### Excerpted data
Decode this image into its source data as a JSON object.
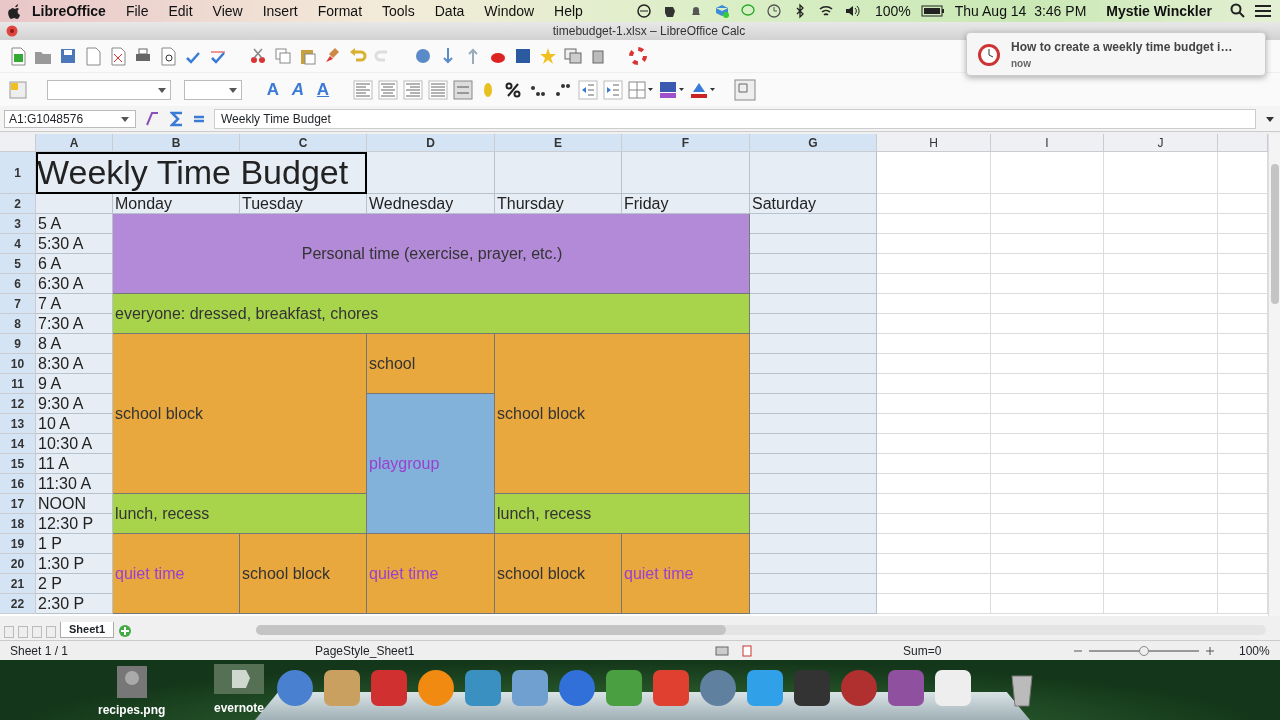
{
  "menu_bar": {
    "app": "LibreOffice",
    "menus": [
      "File",
      "Edit",
      "View",
      "Insert",
      "Format",
      "Tools",
      "Data",
      "Window",
      "Help"
    ],
    "battery": "100%",
    "clock": "Thu Aug 14  3:46 PM",
    "user": "Mystie Winckler"
  },
  "window": {
    "title": "timebudget-1.xlsx – LibreOffice Calc"
  },
  "format_toolbar": {
    "font_effects": [
      "A",
      "A",
      "A"
    ]
  },
  "formula_bar": {
    "cell_ref": "A1:G1048576",
    "content": "Weekly Time Budget"
  },
  "notification": {
    "title": "How to create a weekly time budget i…",
    "time": "now"
  },
  "columns": [
    {
      "label": "A",
      "selected": true
    },
    {
      "label": "B",
      "selected": true
    },
    {
      "label": "C",
      "selected": true
    },
    {
      "label": "D",
      "selected": true
    },
    {
      "label": "E",
      "selected": true
    },
    {
      "label": "F",
      "selected": true
    },
    {
      "label": "G",
      "selected": true
    },
    {
      "label": "H",
      "selected": false
    },
    {
      "label": "I",
      "selected": false
    },
    {
      "label": "J",
      "selected": false
    }
  ],
  "rows": [
    {
      "label": "1",
      "selected": true
    },
    {
      "label": "2",
      "selected": true
    },
    {
      "label": "3",
      "selected": true
    },
    {
      "label": "4",
      "selected": true
    },
    {
      "label": "5",
      "selected": true
    },
    {
      "label": "6",
      "selected": true
    },
    {
      "label": "7",
      "selected": true
    },
    {
      "label": "8",
      "selected": true
    },
    {
      "label": "9",
      "selected": true
    },
    {
      "label": "10",
      "selected": true
    },
    {
      "label": "11",
      "selected": true
    },
    {
      "label": "12",
      "selected": true
    },
    {
      "label": "13",
      "selected": true
    },
    {
      "label": "14",
      "selected": true
    },
    {
      "label": "15",
      "selected": true
    },
    {
      "label": "16",
      "selected": true
    },
    {
      "label": "17",
      "selected": true
    },
    {
      "label": "18",
      "selected": true
    },
    {
      "label": "19",
      "selected": true
    },
    {
      "label": "20",
      "selected": true
    },
    {
      "label": "21",
      "selected": true
    },
    {
      "label": "22",
      "selected": true
    }
  ],
  "sheet": {
    "title": {
      "text": "Weekly Time Budget",
      "selected": true
    },
    "day_headers": [
      "Monday",
      "Tuesday",
      "Wednesday",
      "Thursday",
      "Friday",
      "Saturday"
    ],
    "time_labels": [
      "5 A",
      "5:30 A",
      "6 A",
      "6:30 A",
      "7 A",
      "7:30 A",
      "8 A",
      "8:30 A",
      "9 A",
      "9:30 A",
      "10 A",
      "10:30 A",
      "11 A",
      "11:30 A",
      "NOON",
      "12:30 P",
      "1 P",
      "1:30 P",
      "2 P",
      "2:30 P"
    ],
    "blocks": [
      {
        "text": "Personal time (exercise, prayer, etc.)",
        "color": "#b28ad8",
        "accent_text": false
      },
      {
        "text": "everyone: dressed, breakfast, chores",
        "color": "#a8d44c",
        "accent_text": false
      },
      {
        "text": "school block",
        "color": "#e8a83e",
        "accent_text": false
      },
      {
        "text": "school",
        "color": "#e8a83e",
        "accent_text": false
      },
      {
        "text": "school block",
        "color": "#e8a83e",
        "accent_text": false
      },
      {
        "text": "playgroup",
        "color": "#82b2da",
        "accent_text": true
      },
      {
        "text": "lunch, recess",
        "color": "#a8d44c",
        "accent_text": false
      },
      {
        "text": "lunch, recess",
        "color": "#a8d44c",
        "accent_text": false
      },
      {
        "text": "quiet time",
        "color": "#e8a83e",
        "accent_text": true
      },
      {
        "text": "school block",
        "color": "#e8a83e",
        "accent_text": false
      },
      {
        "text": "quiet time",
        "color": "#e8a83e",
        "accent_text": true
      },
      {
        "text": "school block",
        "color": "#e8a83e",
        "accent_text": false
      },
      {
        "text": "quiet time",
        "color": "#e8a83e",
        "accent_text": true
      }
    ]
  },
  "sheet_tabs": [
    {
      "label": "Sheet1",
      "selected": true
    }
  ],
  "status_bar": {
    "sheet": "Sheet 1 / 1",
    "page_style": "PageStyle_Sheet1",
    "sum": "Sum=0",
    "zoom": "100%",
    "zoom_slider": {
      "level": 0.5
    }
  },
  "desktop": {
    "files": [
      {
        "label": "recipes.png"
      },
      {
        "label": "evernote"
      }
    ]
  }
}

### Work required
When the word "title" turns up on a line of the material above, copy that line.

### Solution
    "title": "timebudget-1.xlsx – LibreOffice Calc"
    "title": "How to create a weekly time budget i…",
    "title": {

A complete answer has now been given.